• YOUR TASK
Look through the entries. Copy each line that has the word "verified".

Dataset entries
______

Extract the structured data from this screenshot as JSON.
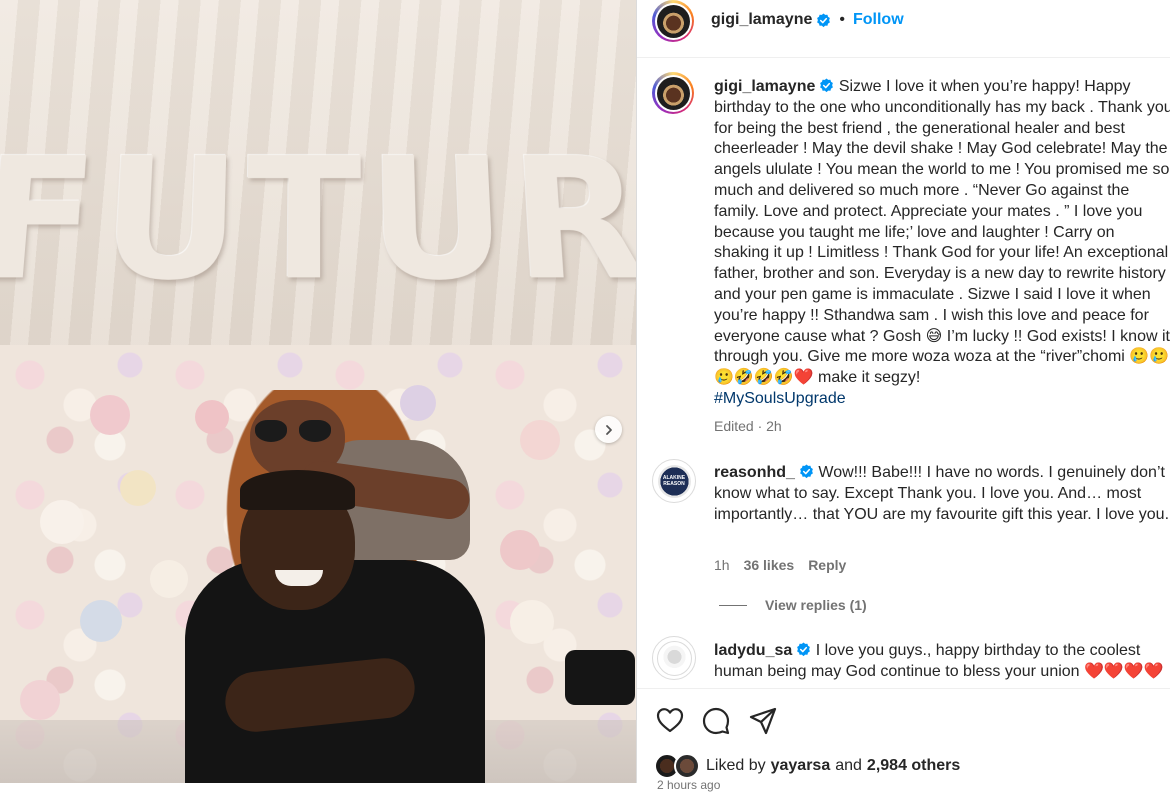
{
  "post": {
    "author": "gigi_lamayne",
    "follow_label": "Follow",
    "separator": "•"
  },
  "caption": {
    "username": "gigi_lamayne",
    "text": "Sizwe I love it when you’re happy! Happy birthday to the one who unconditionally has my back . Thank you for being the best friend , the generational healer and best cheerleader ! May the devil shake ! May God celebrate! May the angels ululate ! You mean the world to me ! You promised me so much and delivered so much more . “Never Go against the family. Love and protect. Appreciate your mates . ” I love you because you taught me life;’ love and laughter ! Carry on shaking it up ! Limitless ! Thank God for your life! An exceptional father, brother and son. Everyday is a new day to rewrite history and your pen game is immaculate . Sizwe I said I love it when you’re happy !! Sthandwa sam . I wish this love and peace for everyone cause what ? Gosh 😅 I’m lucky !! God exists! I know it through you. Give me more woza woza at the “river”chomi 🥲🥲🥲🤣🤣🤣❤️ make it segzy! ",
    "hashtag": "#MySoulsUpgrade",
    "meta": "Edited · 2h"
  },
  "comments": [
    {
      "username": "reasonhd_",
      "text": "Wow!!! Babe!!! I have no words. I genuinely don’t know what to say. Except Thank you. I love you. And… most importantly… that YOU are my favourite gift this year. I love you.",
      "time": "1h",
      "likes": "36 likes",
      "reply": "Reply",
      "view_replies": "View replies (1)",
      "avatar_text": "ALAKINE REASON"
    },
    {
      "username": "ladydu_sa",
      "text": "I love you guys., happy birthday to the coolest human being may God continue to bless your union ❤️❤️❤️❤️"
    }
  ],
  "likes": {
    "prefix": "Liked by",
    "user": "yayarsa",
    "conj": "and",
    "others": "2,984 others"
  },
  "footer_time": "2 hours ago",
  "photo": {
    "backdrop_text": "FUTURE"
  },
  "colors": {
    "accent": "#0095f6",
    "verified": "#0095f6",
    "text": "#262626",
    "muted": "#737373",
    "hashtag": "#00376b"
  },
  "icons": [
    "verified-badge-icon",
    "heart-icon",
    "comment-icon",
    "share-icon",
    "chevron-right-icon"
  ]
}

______

• RESULT BELOW
    "verified": "#0095f6",
    "verified-badge-icon",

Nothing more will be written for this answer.